Scan the entries below and return each line that contains "Заявление".

◆ ◆ ◆ ◆ ◆ ◆ ◆

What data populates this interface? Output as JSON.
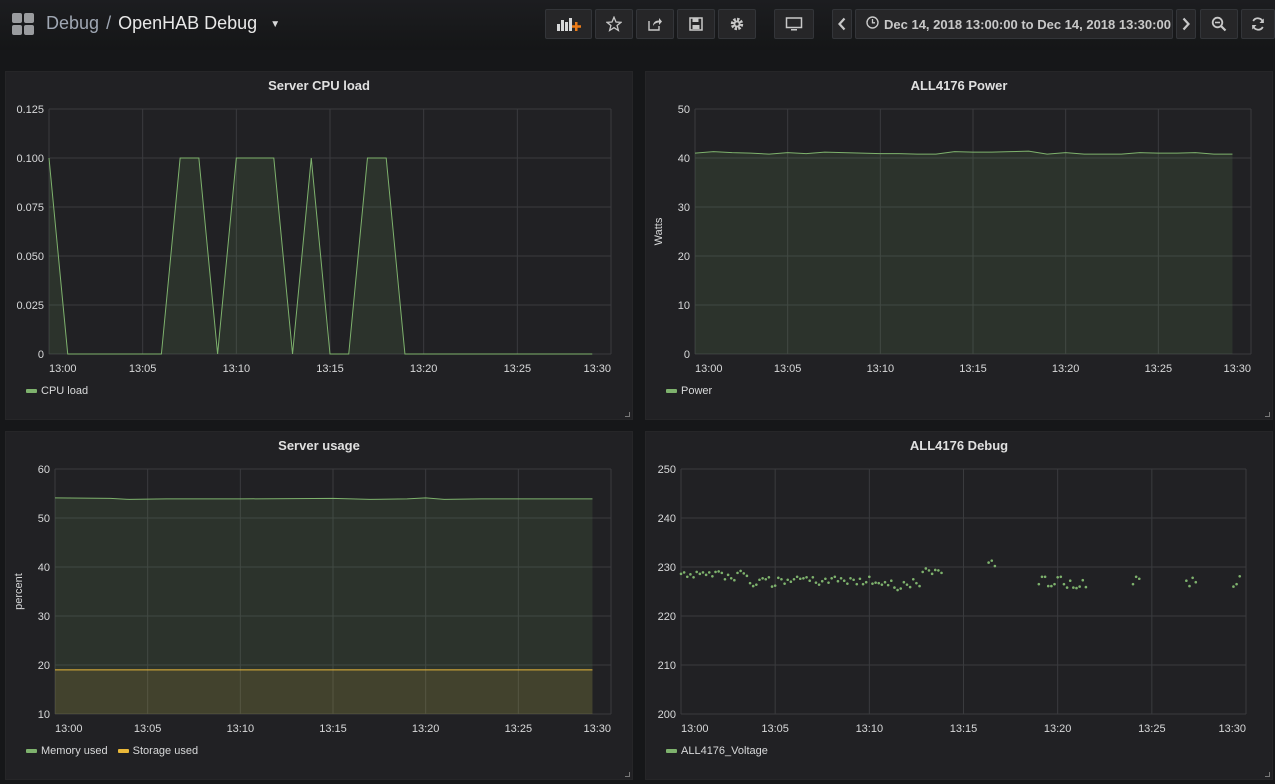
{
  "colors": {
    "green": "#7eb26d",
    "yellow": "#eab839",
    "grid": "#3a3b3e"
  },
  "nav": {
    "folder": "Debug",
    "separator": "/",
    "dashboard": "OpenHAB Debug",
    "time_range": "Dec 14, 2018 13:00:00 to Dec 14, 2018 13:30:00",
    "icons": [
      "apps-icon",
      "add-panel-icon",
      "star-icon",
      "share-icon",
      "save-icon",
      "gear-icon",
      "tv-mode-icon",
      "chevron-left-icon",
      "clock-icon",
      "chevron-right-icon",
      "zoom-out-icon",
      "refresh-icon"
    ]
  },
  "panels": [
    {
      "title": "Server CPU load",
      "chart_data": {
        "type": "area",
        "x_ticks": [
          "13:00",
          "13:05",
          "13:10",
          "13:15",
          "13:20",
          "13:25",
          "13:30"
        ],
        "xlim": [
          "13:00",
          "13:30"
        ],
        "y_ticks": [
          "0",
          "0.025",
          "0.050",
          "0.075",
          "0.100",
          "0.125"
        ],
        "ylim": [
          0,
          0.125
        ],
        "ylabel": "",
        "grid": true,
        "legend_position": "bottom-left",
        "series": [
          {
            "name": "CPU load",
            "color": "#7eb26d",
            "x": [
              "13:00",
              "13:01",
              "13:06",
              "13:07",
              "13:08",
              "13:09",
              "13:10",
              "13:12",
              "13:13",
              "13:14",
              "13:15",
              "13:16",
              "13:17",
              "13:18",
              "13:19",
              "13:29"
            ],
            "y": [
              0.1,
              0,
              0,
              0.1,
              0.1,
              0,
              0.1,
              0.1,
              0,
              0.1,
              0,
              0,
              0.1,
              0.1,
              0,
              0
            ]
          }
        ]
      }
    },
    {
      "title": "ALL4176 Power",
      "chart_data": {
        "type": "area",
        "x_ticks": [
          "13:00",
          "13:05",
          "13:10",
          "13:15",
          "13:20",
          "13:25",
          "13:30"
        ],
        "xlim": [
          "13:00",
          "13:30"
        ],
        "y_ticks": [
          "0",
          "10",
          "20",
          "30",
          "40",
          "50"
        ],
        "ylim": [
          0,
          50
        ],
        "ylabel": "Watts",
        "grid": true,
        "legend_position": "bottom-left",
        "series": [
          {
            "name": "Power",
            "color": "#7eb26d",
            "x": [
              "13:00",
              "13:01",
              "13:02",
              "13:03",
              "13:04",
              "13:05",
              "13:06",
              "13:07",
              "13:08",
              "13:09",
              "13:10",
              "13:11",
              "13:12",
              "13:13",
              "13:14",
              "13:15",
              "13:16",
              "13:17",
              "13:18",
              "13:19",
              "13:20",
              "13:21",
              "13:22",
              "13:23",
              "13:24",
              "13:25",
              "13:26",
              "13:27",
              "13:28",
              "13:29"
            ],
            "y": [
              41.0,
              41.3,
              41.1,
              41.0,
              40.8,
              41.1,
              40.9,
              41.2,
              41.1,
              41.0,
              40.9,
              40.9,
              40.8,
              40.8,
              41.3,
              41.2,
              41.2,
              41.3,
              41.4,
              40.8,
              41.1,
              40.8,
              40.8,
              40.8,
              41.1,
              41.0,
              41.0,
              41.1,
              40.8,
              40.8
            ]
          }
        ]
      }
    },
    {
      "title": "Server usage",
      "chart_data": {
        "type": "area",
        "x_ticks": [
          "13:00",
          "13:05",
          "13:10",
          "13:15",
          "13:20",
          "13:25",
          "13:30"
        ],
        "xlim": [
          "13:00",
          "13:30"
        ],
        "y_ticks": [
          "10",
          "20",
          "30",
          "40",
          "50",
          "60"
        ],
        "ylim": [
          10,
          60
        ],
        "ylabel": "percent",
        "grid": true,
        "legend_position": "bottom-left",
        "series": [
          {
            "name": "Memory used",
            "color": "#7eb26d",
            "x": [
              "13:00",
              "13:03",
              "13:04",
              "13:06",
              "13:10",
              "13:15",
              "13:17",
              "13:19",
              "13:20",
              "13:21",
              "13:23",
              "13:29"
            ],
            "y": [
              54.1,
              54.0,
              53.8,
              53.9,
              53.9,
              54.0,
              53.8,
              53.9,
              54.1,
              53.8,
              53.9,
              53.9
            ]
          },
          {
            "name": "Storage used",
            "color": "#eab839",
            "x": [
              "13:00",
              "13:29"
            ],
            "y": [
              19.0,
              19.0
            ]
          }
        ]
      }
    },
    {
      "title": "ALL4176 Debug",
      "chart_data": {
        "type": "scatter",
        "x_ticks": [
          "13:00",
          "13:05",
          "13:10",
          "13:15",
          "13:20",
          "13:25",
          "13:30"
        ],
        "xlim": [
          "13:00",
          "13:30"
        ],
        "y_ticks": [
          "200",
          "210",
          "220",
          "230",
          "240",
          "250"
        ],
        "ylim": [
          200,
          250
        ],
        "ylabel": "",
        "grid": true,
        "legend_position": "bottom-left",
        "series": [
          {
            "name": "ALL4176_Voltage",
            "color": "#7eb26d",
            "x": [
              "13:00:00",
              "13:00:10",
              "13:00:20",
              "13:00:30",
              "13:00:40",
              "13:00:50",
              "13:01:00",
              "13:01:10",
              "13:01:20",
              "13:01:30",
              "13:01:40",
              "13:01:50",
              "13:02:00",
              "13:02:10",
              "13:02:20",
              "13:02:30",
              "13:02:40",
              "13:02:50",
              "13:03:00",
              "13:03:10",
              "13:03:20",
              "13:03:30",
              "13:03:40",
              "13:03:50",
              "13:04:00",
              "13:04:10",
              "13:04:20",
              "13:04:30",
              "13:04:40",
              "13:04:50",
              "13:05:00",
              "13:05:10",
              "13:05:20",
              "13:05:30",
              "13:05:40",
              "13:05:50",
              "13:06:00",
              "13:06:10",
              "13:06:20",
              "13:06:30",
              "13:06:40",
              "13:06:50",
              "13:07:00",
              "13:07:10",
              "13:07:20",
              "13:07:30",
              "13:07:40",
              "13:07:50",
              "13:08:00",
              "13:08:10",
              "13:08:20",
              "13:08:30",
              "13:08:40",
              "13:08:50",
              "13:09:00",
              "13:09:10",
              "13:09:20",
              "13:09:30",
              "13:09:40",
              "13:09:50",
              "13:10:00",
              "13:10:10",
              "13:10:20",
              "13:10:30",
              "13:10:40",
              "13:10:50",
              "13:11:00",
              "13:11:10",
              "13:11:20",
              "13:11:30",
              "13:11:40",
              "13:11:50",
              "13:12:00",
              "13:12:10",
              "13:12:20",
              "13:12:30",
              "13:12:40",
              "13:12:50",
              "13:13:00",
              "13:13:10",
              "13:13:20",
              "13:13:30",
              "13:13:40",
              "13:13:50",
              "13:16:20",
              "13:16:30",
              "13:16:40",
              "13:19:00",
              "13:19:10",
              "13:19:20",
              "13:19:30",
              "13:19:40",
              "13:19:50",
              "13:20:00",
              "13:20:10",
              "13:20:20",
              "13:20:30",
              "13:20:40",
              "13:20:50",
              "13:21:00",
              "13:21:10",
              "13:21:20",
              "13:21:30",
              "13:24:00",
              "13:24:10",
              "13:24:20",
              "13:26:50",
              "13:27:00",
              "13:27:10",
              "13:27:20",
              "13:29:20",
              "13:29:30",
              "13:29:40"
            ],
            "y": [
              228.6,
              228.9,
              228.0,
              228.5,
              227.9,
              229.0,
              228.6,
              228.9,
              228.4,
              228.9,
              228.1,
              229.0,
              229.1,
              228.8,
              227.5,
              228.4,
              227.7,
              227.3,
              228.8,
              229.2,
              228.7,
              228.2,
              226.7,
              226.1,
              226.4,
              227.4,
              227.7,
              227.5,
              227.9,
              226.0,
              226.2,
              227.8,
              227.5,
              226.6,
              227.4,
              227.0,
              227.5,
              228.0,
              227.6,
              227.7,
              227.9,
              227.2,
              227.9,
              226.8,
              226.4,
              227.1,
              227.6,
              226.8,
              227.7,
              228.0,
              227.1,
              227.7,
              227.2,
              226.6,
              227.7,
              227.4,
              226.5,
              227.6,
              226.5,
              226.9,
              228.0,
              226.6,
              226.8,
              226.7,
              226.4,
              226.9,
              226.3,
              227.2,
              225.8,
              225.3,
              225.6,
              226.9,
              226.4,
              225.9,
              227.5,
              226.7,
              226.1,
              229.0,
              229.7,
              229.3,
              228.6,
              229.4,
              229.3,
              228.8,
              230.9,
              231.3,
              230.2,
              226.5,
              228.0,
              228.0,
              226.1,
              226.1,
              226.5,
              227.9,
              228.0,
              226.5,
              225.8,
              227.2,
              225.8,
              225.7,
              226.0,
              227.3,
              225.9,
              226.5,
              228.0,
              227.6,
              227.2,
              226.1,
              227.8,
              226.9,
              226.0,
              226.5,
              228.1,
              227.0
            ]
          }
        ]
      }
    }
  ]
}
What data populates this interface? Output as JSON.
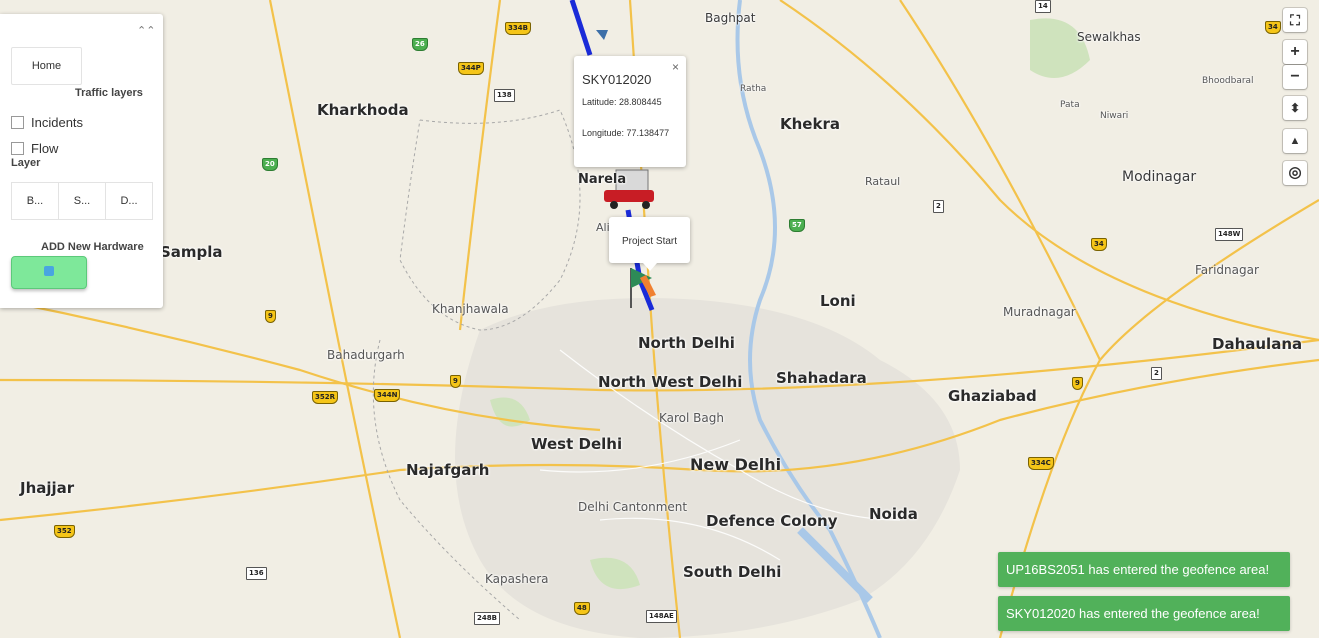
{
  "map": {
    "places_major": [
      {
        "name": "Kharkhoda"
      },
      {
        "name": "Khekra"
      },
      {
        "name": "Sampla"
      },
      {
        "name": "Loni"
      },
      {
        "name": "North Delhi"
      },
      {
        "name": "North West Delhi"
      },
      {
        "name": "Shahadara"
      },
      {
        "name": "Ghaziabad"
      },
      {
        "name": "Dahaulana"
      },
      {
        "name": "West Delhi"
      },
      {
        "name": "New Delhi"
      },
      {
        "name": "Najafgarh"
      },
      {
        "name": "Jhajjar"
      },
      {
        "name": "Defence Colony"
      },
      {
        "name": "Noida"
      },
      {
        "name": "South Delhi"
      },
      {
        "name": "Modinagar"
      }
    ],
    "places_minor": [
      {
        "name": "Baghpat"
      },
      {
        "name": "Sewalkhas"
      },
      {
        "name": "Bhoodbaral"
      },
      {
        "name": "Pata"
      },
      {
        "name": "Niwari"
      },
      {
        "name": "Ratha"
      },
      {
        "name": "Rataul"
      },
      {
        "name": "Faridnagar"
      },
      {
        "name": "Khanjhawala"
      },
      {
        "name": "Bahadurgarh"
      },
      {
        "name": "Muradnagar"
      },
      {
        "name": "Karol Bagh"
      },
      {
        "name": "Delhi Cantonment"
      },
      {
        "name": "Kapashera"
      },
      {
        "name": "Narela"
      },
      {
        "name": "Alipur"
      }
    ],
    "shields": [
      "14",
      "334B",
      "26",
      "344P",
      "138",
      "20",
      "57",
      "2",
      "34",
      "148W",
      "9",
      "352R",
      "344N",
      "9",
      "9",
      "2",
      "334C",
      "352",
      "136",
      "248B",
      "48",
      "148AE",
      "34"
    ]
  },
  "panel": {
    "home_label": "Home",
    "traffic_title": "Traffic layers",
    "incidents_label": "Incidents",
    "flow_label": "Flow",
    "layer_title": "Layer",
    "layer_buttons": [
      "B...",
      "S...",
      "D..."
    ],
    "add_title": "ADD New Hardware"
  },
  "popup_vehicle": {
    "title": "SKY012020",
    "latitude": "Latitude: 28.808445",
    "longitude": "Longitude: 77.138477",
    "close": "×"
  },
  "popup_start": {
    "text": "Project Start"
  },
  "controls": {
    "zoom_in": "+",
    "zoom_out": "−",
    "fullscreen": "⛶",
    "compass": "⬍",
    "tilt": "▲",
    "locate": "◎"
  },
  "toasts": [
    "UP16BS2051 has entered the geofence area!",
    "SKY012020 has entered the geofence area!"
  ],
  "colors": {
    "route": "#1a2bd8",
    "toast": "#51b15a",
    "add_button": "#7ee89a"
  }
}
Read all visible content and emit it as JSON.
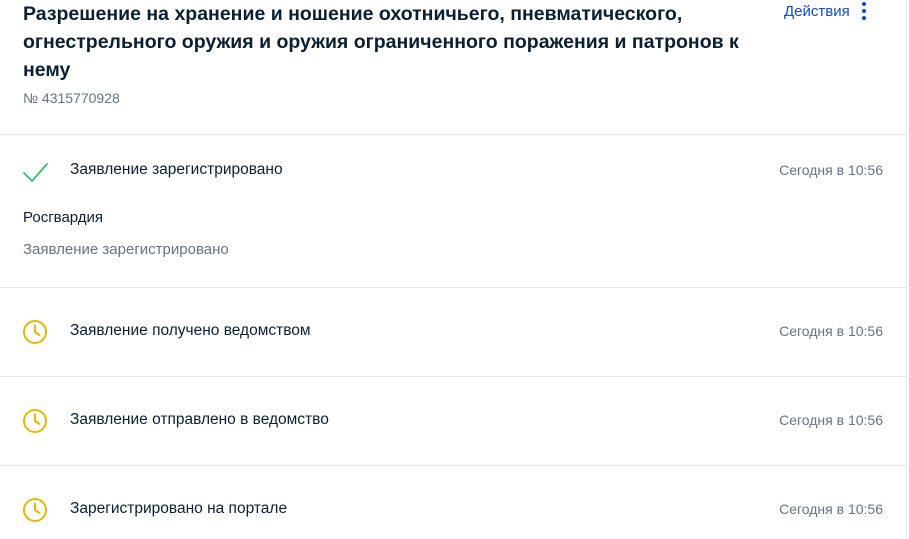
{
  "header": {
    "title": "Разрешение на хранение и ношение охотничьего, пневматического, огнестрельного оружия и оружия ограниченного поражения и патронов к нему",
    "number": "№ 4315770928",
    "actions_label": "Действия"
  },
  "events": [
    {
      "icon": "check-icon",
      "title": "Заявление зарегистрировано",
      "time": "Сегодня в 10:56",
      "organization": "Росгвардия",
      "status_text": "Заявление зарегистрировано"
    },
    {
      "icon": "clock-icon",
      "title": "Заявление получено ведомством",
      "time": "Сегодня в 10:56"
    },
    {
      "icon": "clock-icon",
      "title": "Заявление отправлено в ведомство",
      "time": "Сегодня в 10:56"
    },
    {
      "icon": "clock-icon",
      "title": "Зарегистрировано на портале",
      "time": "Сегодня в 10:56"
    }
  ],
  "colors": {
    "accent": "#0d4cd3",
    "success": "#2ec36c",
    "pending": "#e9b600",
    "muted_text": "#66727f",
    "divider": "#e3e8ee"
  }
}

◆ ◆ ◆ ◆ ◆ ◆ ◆

— Response area —
      "title": "Заявление зарегистрировано",
      "status_text": "Заявление зарегистрировано"
      "title": "Заявление получено ведомством",
      "title": "Заявление отправлено в ведомство",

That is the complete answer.